Three days after his victory over Santa Anna’s army, Sam Houston still lay in his tent on the battlefield at San Jacinto. His left leg throbbed with the pain of a compound fracture inflicted by an enemy bullet. He was angry. His ragtag, outnumbered volunteer army contained Texans, Tennesseans, and Louisianans, but almost none of the nearby landowners, despite his plea for help two days before the battle. Perhaps driven by that fevered anger, Houston struck back at them. The instrument of his retaliation was another local landowner, one of the few who had been with him since the previous year. David Kokernot knew his neighbors and the neighborhood and took the assignment with apparent relish. He would regret it forever.
Kokernot, born in Amsterdam of poor Jewish merchants, had come to New Orleans with his family at age thirteen and soon apprenticed himself to the alcoholic pilots at the mouth of the Mississippi River. His parents found success as importers and retailers of dry goods, but the boy craved more stimulation, which he found by squandering much of his family’s new fortune in Europe and the Caribbean. Unchastened, he was next off to Texas to sell his stock of pants, vests, and cotton ticking, financed by his mother, but found himself drawn to the more exciting events of the Texas Revolution unfolding around him. He revered Sam Houston, but his expansive interpretation of the general’s order after the last battle earned him the contempt of his superiors and the scorn of his Tory neighbors. Their leader pursued him for a decade before cornering him in a Huntsville courtroom. Kokernot’s case appeared hopeless even after his defense attorney, Sam Houston, arrived from Washington, DC, to “give the old Tory a blizzard,” as one newsman described it.

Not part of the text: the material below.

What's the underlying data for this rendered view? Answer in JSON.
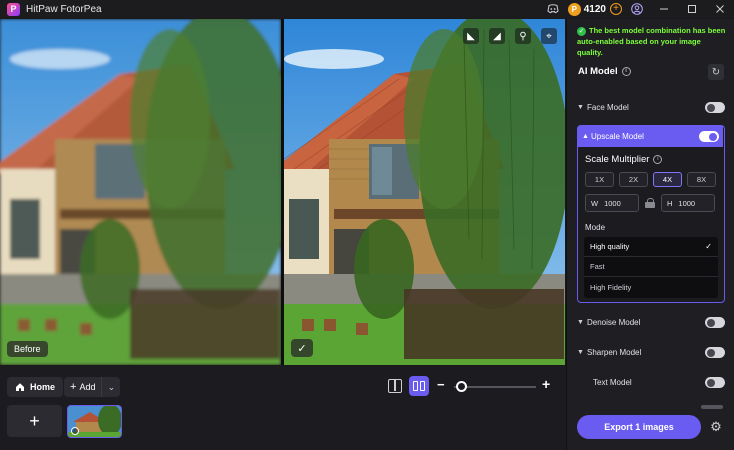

This meticulously researched biography relies heavily on original documents and is illustrated throughout with newly created maps, along with contemporary sketches and photographs.